Archives for March 2017
I was talking about the Take Care Clause today and I realized that there was an important connection between the original meaning of two clauses I had never previously recognized: the Take Care Clause and the Equal Protection Clause. Most people don’t see much of a connection, but there is an important connection as to the original meaning: they are both about prohibiting executives from not enforcing the law. While the modern meaning of the Equal Protection Clause is that it protects against unequal laws, the probable original meaning is different. The Clause provides that no state shall “deny to any…
I expect if one were to ask Republicans in the House of Representatives and Senate (and the White House) whether they want Obamacare replaced, all, or close to all, would give a hearty “yes.” Where things break down is what replacement proposal could get majority support in the House, and the requisite majority or supermajority in the Senate.
House Speaker Paul Ryan’s and, apparently, the White House’s assessment as well, was that moving last week’s proposal to the right to satisfy members of the Freedom Caucus in the House would lose the pivotal votes in the Senate, and insure defeat there.
Reading the social critic Camille Paglia is like watching Keith Moon play the drums. Moon (1946-1978) was the manic drummer for the British rock band The Who. His playing was mercurial, brilliant, and unpredictable. Moon would play to the vocal instead of the beat, drift in and out of the proper time, do mind-boggling fills at odd moments, and yet through it all maintain a kind of swirling order in the chaos.
Like Moon, Paglia is manic, idiosyncratic, and sprawling. Yet at the core, her critique is chugging in a central direction. Free Women, Free Men: Sex, Gender and Feminism, Paglia’s new collection of essays, shows the pop culture polemicist recreating some of her greatest hits about sex, art, and feminism.
Over the past several years, I have given some thought to the old independent counsel statute. I have argued that the statute both had constitutional and policy defects. Here I want to elaborate a bit more on one of the alleged defects. One of the problems with the independent counsel (IC) is that this official seemed to be too powerful. The IC would investigate, would usually find some type of violation, and then could prosecute. The defendant would then be faced with the risk of a criminal trial and a severe sanction or would be pressured into a plea bargain. Either…
The race for the presidency of France seems to have been scripted by our television news channels—which is bad news for democracy, whose natural ground is common sense. Every week gives us a mass of news, reversing that of the week before. This is by way of telling readers that what I write today could easily be wrong tomorrow. And as I’ve mentioned before on this site, a variety of outcomes are still possible, even as the first round of the election approaches in April.

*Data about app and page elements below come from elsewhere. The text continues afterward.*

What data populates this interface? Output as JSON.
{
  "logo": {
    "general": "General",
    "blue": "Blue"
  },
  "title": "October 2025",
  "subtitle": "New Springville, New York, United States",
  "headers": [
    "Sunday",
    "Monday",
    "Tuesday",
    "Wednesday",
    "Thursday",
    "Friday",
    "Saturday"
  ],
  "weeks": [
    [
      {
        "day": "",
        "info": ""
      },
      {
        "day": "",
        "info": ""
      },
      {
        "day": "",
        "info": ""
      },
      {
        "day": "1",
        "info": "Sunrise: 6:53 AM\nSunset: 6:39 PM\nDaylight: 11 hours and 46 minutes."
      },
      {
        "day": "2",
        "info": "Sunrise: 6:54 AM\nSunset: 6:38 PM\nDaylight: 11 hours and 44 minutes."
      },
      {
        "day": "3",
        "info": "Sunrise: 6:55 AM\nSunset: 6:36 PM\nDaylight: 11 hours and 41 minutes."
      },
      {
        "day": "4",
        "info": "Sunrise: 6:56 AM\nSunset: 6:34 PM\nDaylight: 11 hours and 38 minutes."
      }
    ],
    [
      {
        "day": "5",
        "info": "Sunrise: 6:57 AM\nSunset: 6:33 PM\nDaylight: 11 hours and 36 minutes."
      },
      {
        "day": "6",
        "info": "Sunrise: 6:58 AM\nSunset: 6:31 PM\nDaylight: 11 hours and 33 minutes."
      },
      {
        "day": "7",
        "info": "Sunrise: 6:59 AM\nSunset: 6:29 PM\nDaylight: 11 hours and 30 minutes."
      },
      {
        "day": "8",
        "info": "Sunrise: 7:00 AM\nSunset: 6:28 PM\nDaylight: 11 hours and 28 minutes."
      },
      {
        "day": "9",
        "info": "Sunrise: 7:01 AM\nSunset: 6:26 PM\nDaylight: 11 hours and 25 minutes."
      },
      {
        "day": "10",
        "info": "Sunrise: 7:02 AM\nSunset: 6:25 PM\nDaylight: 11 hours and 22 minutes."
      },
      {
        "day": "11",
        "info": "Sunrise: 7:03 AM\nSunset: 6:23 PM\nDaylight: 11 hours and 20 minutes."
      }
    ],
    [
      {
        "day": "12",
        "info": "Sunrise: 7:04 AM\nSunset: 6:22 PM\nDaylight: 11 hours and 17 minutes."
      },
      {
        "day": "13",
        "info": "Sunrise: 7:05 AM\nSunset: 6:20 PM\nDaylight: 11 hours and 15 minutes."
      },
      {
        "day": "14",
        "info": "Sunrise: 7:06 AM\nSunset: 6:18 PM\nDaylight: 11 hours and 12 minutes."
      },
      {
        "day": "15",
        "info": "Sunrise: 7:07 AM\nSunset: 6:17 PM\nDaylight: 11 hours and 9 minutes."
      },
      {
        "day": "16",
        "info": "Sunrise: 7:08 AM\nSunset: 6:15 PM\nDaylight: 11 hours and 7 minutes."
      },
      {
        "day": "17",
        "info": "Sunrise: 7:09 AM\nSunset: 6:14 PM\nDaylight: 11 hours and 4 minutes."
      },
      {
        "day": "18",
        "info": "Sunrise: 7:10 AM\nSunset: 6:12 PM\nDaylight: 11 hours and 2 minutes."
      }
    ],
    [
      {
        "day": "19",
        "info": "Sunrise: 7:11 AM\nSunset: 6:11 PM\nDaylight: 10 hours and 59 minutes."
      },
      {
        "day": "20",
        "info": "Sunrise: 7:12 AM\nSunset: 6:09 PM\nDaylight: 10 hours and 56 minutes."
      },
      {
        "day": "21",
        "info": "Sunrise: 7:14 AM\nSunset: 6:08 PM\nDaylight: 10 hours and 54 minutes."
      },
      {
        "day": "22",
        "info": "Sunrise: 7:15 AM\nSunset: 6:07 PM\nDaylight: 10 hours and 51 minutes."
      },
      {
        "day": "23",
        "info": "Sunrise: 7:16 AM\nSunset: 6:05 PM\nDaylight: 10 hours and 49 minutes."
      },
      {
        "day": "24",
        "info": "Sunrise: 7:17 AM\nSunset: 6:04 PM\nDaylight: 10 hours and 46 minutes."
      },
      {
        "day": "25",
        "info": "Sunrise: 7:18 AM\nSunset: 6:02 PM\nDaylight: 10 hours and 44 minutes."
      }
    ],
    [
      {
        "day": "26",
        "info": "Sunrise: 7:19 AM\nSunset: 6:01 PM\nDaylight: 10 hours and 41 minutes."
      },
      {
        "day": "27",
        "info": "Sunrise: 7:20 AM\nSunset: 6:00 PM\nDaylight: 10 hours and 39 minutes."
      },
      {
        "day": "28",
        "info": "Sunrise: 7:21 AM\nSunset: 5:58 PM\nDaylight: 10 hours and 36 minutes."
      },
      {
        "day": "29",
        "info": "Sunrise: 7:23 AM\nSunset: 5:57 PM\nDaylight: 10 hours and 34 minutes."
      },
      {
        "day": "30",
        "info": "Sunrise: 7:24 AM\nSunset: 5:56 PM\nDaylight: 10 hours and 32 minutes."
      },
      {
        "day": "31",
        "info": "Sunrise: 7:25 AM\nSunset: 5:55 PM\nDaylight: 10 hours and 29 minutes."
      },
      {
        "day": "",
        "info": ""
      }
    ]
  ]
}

The threatened filibuster by the Democrats of Judge Neil Gorsuch seems irrational if its purpose to help create a Supreme Court more friendly to Democratic commitments. Almost everyone expects the response by the Republicans will be the so-called nuclear option by which they use their majority to end the filibuster rule for Supreme Court nominations. The Republicans believe that filibustering a mainstream judge in the first year of a President’s term is illegitimate. Given that in 2013 the Democrats eliminated the filibuster for lower court and executive appointments, they will also regard themselves fully justified in taking a similar action themselves. And the Republicans will be acting within their constitutional rights: as Mike Rappaport and I have shown, the Senate majority must have the authority to change supermajority rules by majority vote.
The elimination of the filibuster leaves the Democrats in a worse position for the rest of President Trump’s term. The most obvious reason is that they then cannot filibuster the next nomination— the one likely to fill the seat of Justice Ginsburg or Justice Kennedy.
Between the breathless whispers that Judge Neil Gorsuch intends to impose either medieval Catholicism or, worse, Oxford sensibilities from the bench through the mechanism of natural law and the fear that he might otherwise glide into the legal positivism of which Justice Scalia was unreasonably accused lies another possibility: The Constitution can neither be interpreted through natural law nor reduced to positive law. It is more profitably understood as fundamental law.
Ken Levy, law professor at LSU Law School, makes a strange case against originalism in his New York Times editorial, “The Case Against Originalism.”
First, the setup:
Textualism says that when interpreting the Constitution, judges should confine themselves to the words of the Constitution. Originalism says that if the words are at all unclear, then judges need to consult historical sources to determine their meaning at the time of ratification, and the correct application of these words to new cases should clearly follow.
Here’s what I call the Shakespeare test. I substitute “Shakespeare play” and related words for the “Constitution.” The point is simply to judge whether, and to what extent, a proposed method of reading the Constitution differs from what we’d use when reading something more familiar. (It doesn’t need to be a Shakespeare play. It could be a baseball rulebook, or a math textbook, or the newspaper. Whatever.)